Natasha, and her son 2 year old Artem at a border crossing. Lucy Beck/CARE
Partnership in action: Responding to the crisis in Ukraine
Together with our trusted local partners, CARE supports people in and around Ukraine with food, hygiene packages, and safe shelter.Nikita works in a kitchen of a restaurant that has been repurposed for the volunteers of “Kyiv of Volunteers”, a network that provides about 11.000 meals a day to the people in Kyiv and the surrounding areas. Sarah Easter/CARE Humanitarian convoy of six Slovenian Red Cross trucks in partnership with CARE Germany deliver 25,000 liters of water and 55 tons of food to Ukraine. Aleš Černivec/CARE
6.5 million people have fled since the war began inside Ukraine. People have had to leave their homes and often family members behind. As with all conflicts, the crisis in Ukraine is disproportionately affecting women and girls, both within the country and those fleeing across borders. Women, children, and elderly people need a safe roof over their heads, a source of income, food, items for children and babies , and hygiene necessities, amongst many other things.
“We receive lists of things that are most needed right now. From a hospital the other day we received a list with medicines, mattresses, and a refrigerator,” explains Inna Pidluska, Deputy Director of International Renaissance Fund (IRF), a CARE partner organization on the ground.
“We then immediately contacted suppliers and sent the needed supplies to the hospital.”Temporary shelter at the Kyiv train station. Sarah Easter/CARE
In Lviv, in the west of the country, internally displaced people who have fled contested areas such as Mariupol or Kharkiv are being supported. More than 80,000 people are already registered here.
“The problem is that there is no infrastructure for so many displaced people. People can temporarily sleep in schools or hotels, but there is often a lack of food, clothing, and other daily necessities. Beds, mattresses, and kitchen utensils are also still urgently needed,” explains Valeriya Vershynina from Charity Foundation Stabilization Support Services (CFSSS) another CARE partner.
CFSSS has been supporting displaced people in Ukraine since the conflict first began in 2014. Along with CARE, they support those who have fled by providing temporary shelter, food and hygiene packages, and assist kitchens in preparing meals.
At the main railway station in Lviv, at the beginning of the war, up to 130,000 people a day arrived, needing assistance to continue their journey, find shelter, or food, clothing, and hygiene products. At the beginning of the crisis, people here had to wait up to 20 hours for one of the three evacuation trains to Poland. Now it is only three to four hours.
“People want to get away from the fighting-as far as possible. I say that as a displaced person myself,” Valeriya continued.
Lviv train station. Sarah Easter/CARE
One woman, Luba, is currently running a temporary shelter in an office building near the train station.
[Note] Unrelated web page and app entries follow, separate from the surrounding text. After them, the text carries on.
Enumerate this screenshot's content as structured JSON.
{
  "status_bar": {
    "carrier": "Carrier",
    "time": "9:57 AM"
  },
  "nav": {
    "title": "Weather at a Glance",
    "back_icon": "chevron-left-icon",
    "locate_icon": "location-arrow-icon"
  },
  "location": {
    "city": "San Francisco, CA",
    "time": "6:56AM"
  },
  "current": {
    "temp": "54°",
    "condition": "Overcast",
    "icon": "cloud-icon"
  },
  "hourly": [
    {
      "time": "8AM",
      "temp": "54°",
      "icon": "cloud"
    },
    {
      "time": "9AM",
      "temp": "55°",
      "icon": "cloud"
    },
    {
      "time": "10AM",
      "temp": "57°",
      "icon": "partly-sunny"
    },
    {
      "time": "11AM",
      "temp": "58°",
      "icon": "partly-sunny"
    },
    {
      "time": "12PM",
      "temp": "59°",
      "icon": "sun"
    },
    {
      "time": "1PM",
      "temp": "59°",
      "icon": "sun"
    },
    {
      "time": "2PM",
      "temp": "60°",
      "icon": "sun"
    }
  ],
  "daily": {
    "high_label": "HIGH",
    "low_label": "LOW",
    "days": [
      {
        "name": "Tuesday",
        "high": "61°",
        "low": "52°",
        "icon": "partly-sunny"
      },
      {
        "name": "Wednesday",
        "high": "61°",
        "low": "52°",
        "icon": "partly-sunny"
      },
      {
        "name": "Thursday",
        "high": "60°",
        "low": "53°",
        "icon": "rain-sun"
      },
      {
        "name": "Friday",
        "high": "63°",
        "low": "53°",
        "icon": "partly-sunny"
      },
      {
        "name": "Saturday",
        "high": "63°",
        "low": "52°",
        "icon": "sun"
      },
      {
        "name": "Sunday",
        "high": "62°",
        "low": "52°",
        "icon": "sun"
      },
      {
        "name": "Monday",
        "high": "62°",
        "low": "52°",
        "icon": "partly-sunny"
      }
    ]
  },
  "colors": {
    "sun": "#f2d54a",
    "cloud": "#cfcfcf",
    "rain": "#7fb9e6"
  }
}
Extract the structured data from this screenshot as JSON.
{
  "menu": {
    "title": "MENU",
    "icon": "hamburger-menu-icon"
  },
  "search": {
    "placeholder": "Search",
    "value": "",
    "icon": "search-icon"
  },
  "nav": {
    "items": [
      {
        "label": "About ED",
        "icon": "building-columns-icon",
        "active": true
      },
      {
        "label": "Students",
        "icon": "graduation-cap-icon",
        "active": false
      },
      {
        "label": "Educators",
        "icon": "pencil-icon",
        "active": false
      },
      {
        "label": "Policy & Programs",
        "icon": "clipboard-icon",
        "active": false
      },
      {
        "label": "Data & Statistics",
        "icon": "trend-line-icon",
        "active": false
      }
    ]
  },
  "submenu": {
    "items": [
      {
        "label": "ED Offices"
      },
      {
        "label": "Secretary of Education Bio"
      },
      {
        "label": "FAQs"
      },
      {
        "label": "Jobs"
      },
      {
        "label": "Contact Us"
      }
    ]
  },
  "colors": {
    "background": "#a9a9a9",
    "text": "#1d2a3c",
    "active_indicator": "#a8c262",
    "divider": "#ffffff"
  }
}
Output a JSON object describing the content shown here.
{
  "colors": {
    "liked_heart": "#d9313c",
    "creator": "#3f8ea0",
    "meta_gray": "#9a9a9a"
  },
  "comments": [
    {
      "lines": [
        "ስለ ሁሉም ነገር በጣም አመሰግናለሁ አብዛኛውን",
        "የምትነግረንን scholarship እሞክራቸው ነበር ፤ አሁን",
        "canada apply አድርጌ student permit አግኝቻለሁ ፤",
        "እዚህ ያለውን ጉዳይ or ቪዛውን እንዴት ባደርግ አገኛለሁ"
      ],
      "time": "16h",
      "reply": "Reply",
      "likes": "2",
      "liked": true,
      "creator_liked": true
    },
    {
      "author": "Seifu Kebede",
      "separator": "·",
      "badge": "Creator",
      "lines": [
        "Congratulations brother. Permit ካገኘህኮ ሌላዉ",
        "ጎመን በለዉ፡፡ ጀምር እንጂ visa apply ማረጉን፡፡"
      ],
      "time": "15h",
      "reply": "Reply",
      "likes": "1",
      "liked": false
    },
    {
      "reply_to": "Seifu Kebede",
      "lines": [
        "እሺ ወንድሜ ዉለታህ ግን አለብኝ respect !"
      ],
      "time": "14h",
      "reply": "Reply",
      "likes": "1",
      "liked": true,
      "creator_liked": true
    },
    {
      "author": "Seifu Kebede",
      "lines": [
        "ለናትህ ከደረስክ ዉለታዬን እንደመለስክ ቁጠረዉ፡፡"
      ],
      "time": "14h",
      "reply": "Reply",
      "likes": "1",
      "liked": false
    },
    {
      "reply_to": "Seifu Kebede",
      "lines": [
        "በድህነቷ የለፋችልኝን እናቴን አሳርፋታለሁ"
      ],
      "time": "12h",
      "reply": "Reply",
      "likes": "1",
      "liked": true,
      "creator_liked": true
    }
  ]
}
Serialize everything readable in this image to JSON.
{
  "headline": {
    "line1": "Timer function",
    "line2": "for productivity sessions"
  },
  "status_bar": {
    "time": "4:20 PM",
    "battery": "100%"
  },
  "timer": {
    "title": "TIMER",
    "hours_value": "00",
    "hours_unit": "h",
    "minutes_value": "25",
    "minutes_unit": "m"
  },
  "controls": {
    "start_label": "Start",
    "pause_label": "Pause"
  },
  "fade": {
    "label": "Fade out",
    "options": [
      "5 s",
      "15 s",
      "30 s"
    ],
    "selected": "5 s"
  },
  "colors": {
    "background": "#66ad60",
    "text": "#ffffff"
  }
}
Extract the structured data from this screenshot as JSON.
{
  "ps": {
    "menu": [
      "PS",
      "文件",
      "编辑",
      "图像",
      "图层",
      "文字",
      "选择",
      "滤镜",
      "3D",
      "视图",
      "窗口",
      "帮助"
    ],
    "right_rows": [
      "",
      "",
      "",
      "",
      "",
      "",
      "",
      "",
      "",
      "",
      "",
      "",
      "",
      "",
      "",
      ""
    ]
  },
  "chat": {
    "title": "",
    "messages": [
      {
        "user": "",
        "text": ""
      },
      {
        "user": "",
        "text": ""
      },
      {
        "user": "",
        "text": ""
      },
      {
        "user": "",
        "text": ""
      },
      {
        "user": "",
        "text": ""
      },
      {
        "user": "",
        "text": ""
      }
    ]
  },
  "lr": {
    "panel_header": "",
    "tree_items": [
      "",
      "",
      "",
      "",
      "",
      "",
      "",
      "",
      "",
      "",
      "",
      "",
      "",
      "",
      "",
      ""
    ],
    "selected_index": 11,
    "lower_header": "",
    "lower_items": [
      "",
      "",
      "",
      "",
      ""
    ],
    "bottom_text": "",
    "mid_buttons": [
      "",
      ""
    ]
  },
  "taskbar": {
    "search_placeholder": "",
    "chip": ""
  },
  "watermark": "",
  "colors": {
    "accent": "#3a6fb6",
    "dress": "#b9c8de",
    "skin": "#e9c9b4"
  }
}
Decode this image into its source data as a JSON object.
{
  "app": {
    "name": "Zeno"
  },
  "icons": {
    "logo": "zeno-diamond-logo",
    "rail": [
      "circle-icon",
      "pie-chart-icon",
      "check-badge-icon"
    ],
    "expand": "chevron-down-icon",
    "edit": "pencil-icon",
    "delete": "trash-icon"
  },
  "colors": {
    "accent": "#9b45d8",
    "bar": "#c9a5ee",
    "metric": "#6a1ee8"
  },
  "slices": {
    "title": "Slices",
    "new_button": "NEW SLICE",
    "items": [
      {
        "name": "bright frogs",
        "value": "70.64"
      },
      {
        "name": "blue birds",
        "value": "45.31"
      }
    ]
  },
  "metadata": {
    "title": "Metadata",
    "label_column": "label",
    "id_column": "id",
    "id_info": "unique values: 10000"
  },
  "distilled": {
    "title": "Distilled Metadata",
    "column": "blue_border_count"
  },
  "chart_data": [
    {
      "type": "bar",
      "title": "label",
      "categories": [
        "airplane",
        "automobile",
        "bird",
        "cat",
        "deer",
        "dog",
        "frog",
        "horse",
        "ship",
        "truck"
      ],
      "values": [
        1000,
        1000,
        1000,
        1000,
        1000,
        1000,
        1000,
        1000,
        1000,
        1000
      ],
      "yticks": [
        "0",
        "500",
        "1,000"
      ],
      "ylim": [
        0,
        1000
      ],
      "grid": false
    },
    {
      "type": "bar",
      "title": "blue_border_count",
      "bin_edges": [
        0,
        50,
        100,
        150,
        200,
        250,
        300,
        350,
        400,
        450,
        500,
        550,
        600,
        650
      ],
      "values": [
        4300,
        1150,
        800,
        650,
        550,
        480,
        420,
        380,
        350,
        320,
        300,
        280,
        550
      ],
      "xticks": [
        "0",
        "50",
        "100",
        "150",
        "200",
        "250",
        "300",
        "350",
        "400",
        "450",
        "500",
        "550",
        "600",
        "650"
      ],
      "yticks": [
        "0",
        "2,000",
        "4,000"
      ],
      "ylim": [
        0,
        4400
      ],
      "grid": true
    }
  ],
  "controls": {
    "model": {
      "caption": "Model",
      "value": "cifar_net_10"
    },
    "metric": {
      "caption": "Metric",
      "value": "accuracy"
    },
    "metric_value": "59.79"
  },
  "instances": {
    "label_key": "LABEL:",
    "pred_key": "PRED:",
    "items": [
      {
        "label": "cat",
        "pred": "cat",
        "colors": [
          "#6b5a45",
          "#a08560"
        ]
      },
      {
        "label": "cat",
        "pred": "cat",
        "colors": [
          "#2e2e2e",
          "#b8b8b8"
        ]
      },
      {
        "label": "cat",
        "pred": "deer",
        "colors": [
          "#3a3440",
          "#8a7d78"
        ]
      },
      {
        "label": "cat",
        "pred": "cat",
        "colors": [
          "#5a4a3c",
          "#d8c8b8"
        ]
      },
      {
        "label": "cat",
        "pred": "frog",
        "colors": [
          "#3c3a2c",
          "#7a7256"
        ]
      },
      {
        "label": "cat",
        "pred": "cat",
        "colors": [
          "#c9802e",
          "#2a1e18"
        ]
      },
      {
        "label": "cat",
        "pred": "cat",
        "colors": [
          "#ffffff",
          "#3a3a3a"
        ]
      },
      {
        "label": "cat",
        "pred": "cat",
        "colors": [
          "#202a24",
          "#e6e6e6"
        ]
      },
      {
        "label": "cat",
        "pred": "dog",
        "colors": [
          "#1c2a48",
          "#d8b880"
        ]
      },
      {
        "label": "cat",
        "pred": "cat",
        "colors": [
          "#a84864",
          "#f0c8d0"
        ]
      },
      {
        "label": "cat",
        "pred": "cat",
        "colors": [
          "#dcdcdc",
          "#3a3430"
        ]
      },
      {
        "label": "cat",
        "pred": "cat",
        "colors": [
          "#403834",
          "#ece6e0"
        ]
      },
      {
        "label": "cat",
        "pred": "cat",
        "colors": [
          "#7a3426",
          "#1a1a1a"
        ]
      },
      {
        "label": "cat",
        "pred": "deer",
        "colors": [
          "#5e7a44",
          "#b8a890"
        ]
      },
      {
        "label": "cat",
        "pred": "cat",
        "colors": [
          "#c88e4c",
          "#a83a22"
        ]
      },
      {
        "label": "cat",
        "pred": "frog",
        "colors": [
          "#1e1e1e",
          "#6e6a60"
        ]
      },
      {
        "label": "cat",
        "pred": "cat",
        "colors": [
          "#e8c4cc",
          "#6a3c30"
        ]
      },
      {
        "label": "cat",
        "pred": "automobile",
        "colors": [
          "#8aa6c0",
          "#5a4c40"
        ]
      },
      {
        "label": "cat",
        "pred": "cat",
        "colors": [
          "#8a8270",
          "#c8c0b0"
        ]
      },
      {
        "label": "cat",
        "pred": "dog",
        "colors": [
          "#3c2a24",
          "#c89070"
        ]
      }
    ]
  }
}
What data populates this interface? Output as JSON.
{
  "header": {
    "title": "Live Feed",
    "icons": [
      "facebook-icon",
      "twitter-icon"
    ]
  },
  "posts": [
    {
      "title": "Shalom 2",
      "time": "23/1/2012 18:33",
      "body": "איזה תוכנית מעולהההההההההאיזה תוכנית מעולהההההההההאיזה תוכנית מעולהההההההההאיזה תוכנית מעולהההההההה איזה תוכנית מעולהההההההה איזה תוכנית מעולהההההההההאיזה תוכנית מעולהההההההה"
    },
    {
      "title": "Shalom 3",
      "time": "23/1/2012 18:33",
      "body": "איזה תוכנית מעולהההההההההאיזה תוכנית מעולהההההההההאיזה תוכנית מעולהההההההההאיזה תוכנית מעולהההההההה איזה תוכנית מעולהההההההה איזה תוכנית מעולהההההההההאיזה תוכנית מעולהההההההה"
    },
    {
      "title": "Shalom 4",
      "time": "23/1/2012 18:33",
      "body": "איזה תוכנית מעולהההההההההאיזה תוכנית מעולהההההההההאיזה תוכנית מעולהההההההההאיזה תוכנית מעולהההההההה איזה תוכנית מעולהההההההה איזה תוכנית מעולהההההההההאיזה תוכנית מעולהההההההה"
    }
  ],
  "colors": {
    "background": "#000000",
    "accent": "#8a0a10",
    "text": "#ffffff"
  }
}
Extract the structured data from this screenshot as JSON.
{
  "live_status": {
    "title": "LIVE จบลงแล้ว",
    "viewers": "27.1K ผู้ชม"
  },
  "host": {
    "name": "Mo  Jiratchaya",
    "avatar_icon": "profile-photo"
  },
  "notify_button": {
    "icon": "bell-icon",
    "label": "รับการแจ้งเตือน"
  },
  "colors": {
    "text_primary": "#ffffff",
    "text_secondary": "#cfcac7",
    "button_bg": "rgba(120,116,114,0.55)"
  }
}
With support from CARE, Luba works every day to provide even more safe shelters for women and children in Lviv. Where there were desks and files before, women and their children now find a safe place to stay. She would also like to offer psychological support or job search assistance in the future.
“I am very happy that we have found a place that we can use. Currently it is difficult to find suitable accommodation. Again and again people arrive after curfew because their trains are delayed. That’s why the proximity of the shelter to the train station is a big advantage,” Luba says.
How CARE is responding to the crisis in Ukraine
In Ukraine, CARE supports a number of partner organizations that have a proven track record in development cooperation and humanitarian aid. Volunteers and smaller local initiatives receive financial support to help flexibly on the ground. In addition, CARE provides shelters and safe spaces for women and families, distributes food, water, hygiene items, and provides psychosocial support and cash assistance. As always, CARE considers the needs of women and girls, as well as young children, the elderly and those with disabilities. Together with our partners, CARE aid has reached about 245,000 people in Ukraine so far.